» **PROBLEM TO WORK ON**: Copy out the entries that follow, unchanged.

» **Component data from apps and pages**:
--- --- ---

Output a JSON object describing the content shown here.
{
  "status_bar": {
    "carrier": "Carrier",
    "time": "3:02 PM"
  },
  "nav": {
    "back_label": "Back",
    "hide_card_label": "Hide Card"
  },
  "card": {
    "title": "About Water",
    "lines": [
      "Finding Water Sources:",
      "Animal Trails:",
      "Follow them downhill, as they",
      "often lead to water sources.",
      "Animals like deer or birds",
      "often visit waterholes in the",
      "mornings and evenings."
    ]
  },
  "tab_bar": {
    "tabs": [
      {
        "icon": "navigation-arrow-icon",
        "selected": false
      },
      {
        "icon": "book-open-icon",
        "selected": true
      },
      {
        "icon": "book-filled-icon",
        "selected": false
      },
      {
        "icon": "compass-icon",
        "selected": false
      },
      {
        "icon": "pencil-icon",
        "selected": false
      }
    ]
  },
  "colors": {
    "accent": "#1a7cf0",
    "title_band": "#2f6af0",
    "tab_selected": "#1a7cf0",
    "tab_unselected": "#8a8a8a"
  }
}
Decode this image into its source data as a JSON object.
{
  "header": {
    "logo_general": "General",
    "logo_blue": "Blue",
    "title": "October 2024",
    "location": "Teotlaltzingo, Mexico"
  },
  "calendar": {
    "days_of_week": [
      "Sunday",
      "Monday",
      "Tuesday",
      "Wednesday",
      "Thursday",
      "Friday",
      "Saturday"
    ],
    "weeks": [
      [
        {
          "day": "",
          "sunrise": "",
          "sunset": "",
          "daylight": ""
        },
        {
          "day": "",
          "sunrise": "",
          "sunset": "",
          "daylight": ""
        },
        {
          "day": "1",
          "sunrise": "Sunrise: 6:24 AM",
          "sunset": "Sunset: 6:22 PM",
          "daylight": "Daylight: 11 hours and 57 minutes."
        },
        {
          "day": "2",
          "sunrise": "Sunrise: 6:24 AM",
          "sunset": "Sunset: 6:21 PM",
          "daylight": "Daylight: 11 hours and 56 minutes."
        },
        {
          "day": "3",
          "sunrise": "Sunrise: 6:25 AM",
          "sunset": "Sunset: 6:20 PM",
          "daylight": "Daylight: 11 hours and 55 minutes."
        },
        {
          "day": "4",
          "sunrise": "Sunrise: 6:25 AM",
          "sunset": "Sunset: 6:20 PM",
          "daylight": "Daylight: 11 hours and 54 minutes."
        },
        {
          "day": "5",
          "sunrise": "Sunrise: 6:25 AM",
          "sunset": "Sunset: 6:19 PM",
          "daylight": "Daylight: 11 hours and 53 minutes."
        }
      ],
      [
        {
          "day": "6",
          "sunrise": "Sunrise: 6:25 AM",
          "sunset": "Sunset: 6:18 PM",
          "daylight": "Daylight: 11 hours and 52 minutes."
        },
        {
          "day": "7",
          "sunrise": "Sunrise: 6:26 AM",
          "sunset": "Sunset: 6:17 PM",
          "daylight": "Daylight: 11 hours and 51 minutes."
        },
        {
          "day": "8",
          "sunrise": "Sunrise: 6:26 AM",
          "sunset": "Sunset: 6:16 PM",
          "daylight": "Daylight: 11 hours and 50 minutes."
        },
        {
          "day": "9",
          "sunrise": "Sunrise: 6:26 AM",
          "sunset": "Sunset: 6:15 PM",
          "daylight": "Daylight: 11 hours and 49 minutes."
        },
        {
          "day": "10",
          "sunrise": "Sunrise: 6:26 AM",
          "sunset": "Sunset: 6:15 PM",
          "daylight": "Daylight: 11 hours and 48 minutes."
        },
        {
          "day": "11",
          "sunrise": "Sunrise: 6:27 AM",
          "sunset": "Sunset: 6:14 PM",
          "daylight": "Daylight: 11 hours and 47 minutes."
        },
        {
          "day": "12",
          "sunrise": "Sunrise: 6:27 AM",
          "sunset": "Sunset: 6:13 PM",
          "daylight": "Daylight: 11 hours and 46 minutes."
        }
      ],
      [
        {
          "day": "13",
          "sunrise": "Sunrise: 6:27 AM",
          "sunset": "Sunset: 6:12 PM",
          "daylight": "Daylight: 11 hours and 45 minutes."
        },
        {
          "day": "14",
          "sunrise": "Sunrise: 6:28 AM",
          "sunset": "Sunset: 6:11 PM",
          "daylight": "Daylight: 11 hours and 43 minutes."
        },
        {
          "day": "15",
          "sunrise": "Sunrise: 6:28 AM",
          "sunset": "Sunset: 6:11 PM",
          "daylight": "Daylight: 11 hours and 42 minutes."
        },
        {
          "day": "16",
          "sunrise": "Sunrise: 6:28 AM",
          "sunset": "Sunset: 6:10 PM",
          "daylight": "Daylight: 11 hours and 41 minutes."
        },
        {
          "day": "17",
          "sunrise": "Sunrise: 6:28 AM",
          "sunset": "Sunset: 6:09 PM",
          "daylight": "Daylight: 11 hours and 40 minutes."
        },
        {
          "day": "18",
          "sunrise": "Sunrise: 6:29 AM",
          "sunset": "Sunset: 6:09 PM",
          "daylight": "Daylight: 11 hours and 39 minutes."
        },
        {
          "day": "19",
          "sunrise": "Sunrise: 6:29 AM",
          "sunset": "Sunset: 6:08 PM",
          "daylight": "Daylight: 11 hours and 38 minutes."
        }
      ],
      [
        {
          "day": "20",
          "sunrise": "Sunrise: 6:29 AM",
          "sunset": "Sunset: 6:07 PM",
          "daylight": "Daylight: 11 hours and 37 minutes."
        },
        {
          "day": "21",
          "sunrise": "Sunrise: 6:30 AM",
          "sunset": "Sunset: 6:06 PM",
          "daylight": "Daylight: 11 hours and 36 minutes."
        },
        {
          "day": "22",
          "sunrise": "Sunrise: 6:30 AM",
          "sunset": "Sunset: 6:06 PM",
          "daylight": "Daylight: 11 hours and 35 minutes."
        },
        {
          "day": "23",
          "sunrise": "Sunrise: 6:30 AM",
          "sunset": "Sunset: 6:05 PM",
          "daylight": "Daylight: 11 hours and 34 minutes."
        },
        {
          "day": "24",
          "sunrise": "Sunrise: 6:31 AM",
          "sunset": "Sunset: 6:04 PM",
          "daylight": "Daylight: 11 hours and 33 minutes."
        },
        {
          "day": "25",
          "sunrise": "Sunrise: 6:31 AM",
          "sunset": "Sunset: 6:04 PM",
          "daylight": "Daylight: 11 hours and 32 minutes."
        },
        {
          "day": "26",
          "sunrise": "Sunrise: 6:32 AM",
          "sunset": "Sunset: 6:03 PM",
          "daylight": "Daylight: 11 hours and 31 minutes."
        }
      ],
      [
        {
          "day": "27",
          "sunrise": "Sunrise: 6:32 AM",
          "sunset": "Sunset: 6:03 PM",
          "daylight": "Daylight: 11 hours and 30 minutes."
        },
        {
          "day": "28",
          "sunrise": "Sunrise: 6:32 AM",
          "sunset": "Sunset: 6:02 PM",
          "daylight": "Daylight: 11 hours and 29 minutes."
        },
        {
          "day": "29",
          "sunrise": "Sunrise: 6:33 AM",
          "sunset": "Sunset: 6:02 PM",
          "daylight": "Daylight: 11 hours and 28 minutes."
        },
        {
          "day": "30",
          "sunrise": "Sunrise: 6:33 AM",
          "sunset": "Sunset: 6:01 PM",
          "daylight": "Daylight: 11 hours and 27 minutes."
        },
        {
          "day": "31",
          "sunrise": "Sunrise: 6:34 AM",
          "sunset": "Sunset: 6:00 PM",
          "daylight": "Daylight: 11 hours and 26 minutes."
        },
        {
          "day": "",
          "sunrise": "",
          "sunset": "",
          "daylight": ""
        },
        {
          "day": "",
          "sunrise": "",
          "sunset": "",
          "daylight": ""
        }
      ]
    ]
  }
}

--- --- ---

» **WRITTEN ANSWER**:
Output a JSON object describing the content shown here.
{
  "status_bar": {
    "carrier": "Carrier",
    "time": "3:02 PM"
  },
  "nav": {
    "back_label": "Back",
    "hide_card_label": "Hide Card"
  },
  "card": {
    "title": "About Water",
    "lines": [
      "Finding Water Sources:",
      "Animal Trails:",
      "Follow them downhill, as they",
      "often lead to water sources.",
      "Animals like deer or birds",
      "often visit waterholes in the",
      "mornings and evenings."
    ]
  },
  "tab_bar": {
    "tabs": [
      {
        "icon": "navigation-arrow-icon",
        "selected": false
      },
      {
        "icon": "book-open-icon",
        "selected": true
      },
      {
        "icon": "book-filled-icon",
        "selected": false
      },
      {
        "icon": "compass-icon",
        "selected": false
      },
      {
        "icon": "pencil-icon",
        "selected": false
      }
    ]
  },
  "colors": {
    "accent": "#1a7cf0",
    "title_band": "#2f6af0",
    "tab_selected": "#1a7cf0",
    "tab_unselected": "#8a8a8a"
  }
}
Decode this image into its source data as a JSON object.
{
  "header": {
    "logo_general": "General",
    "logo_blue": "Blue",
    "title": "October 2024",
    "location": "Teotlaltzingo, Mexico"
  },
  "calendar": {
    "days_of_week": [
      "Sunday",
      "Monday",
      "Tuesday",
      "Wednesday",
      "Thursday",
      "Friday",
      "Saturday"
    ],
    "weeks": [
      [
        {
          "day": "",
          "sunrise": "",
          "sunset": "",
          "daylight": ""
        },
        {
          "day": "",
          "sunrise": "",
          "sunset": "",
          "daylight": ""
        },
        {
          "day": "1",
          "sunrise": "Sunrise: 6:24 AM",
          "sunset": "Sunset: 6:22 PM",
          "daylight": "Daylight: 11 hours and 57 minutes."
        },
        {
          "day": "2",
          "sunrise": "Sunrise: 6:24 AM",
          "sunset": "Sunset: 6:21 PM",
          "daylight": "Daylight: 11 hours and 56 minutes."
        },
        {
          "day": "3",
          "sunrise": "Sunrise: 6:25 AM",
          "sunset": "Sunset: 6:20 PM",
          "daylight": "Daylight: 11 hours and 55 minutes."
        },
        {
          "day": "4",
          "sunrise": "Sunrise: 6:25 AM",
          "sunset": "Sunset: 6:20 PM",
          "daylight": "Daylight: 11 hours and 54 minutes."
        },
        {
          "day": "5",
          "sunrise": "Sunrise: 6:25 AM",
          "sunset": "Sunset: 6:19 PM",
          "daylight": "Daylight: 11 hours and 53 minutes."
        }
      ],
      [
        {
          "day": "6",
          "sunrise": "Sunrise: 6:25 AM",
          "sunset": "Sunset: 6:18 PM",
          "daylight": "Daylight: 11 hours and 52 minutes."
        },
        {
          "day": "7",
          "sunrise": "Sunrise: 6:26 AM",
          "sunset": "Sunset: 6:17 PM",
          "daylight": "Daylight: 11 hours and 51 minutes."
        },
        {
          "day": "8",
          "sunrise": "Sunrise: 6:26 AM",
          "sunset": "Sunset: 6:16 PM",
          "daylight": "Daylight: 11 hours and 50 minutes."
        },
        {
          "day": "9",
          "sunrise": "Sunrise: 6:26 AM",
          "sunset": "Sunset: 6:15 PM",
          "daylight": "Daylight: 11 hours and 49 minutes."
        },
        {
          "day": "10",
          "sunrise": "Sunrise: 6:26 AM",
          "sunset": "Sunset: 6:15 PM",
          "daylight": "Daylight: 11 hours and 48 minutes."
        },
        {
          "day": "11",
          "sunrise": "Sunrise: 6:27 AM",
          "sunset": "Sunset: 6:14 PM",
          "daylight": "Daylight: 11 hours and 47 minutes."
        },
        {
          "day": "12",
          "sunrise": "Sunrise: 6:27 AM",
          "sunset": "Sunset: 6:13 PM",
          "daylight": "Daylight: 11 hours and 46 minutes."
        }
      ],
      [
        {
          "day": "13",
          "sunrise": "Sunrise: 6:27 AM",
          "sunset": "Sunset: 6:12 PM",
          "daylight": "Daylight: 11 hours and 45 minutes."
        },
        {
          "day": "14",
          "sunrise": "Sunrise: 6:28 AM",
          "sunset": "Sunset: 6:11 PM",
          "daylight": "Daylight: 11 hours and 43 minutes."
        },
        {
          "day": "15",
          "sunrise": "Sunrise: 6:28 AM",
          "sunset": "Sunset: 6:11 PM",
          "daylight": "Daylight: 11 hours and 42 minutes."
        },
        {
          "day": "16",
          "sunrise": "Sunrise: 6:28 AM",
          "sunset": "Sunset: 6:10 PM",
          "daylight": "Daylight: 11 hours and 41 minutes."
        },
        {
          "day": "17",
          "sunrise": "Sunrise: 6:28 AM",
          "sunset": "Sunset: 6:09 PM",
          "daylight": "Daylight: 11 hours and 40 minutes."
        },
        {
          "day": "18",
          "sunrise": "Sunrise: 6:29 AM",
          "sunset": "Sunset: 6:09 PM",
          "daylight": "Daylight: 11 hours and 39 minutes."
        },
        {
          "day": "19",
          "sunrise": "Sunrise: 6:29 AM",
          "sunset": "Sunset: 6:08 PM",
          "daylight": "Daylight: 11 hours and 38 minutes."
        }
      ],
      [
        {
          "day": "20",
          "sunrise": "Sunrise: 6:29 AM",
          "sunset": "Sunset: 6:07 PM",
          "daylight": "Daylight: 11 hours and 37 minutes."
        },
        {
          "day": "21",
          "sunrise": "Sunrise: 6:30 AM",
          "sunset": "Sunset: 6:06 PM",
          "daylight": "Daylight: 11 hours and 36 minutes."
        },
        {
          "day": "22",
          "sunrise": "Sunrise: 6:30 AM",
          "sunset": "Sunset: 6:06 PM",
          "daylight": "Daylight: 11 hours and 35 minutes."
        },
        {
          "day": "23",
          "sunrise": "Sunrise: 6:30 AM",
          "sunset": "Sunset: 6:05 PM",
          "daylight": "Daylight: 11 hours and 34 minutes."
        },
        {
          "day": "24",
          "sunrise": "Sunrise: 6:31 AM",
          "sunset": "Sunset: 6:04 PM",
          "daylight": "Daylight: 11 hours and 33 minutes."
        },
        {
          "day": "25",
          "sunrise": "Sunrise: 6:31 AM",
          "sunset": "Sunset: 6:04 PM",
          "daylight": "Daylight: 11 hours and 32 minutes."
        },
        {
          "day": "26",
          "sunrise": "Sunrise: 6:32 AM",
          "sunset": "Sunset: 6:03 PM",
          "daylight": "Daylight: 11 hours and 31 minutes."
        }
      ],
      [
        {
          "day": "27",
          "sunrise": "Sunrise: 6:32 AM",
          "sunset": "Sunset: 6:03 PM",
          "daylight": "Daylight: 11 hours and 30 minutes."
        },
        {
          "day": "28",
          "sunrise": "Sunrise: 6:32 AM",
          "sunset": "Sunset: 6:02 PM",
          "daylight": "Daylight: 11 hours and 29 minutes."
        },
        {
          "day": "29",
          "sunrise": "Sunrise: 6:33 AM",
          "sunset": "Sunset: 6:02 PM",
          "daylight": "Daylight: 11 hours and 28 minutes."
        },
        {
          "day": "30",
          "sunrise": "Sunrise: 6:33 AM",
          "sunset": "Sunset: 6:01 PM",
          "daylight": "Daylight: 11 hours and 27 minutes."
        },
        {
          "day": "31",
          "sunrise": "Sunrise: 6:34 AM",
          "sunset": "Sunset: 6:00 PM",
          "daylight": "Daylight: 11 hours and 26 minutes."
        },
        {
          "day": "",
          "sunrise": "",
          "sunset": "",
          "daylight": ""
        },
        {
          "day": "",
          "sunrise": "",
          "sunset": "",
          "daylight": ""
        }
      ]
    ]
  }
}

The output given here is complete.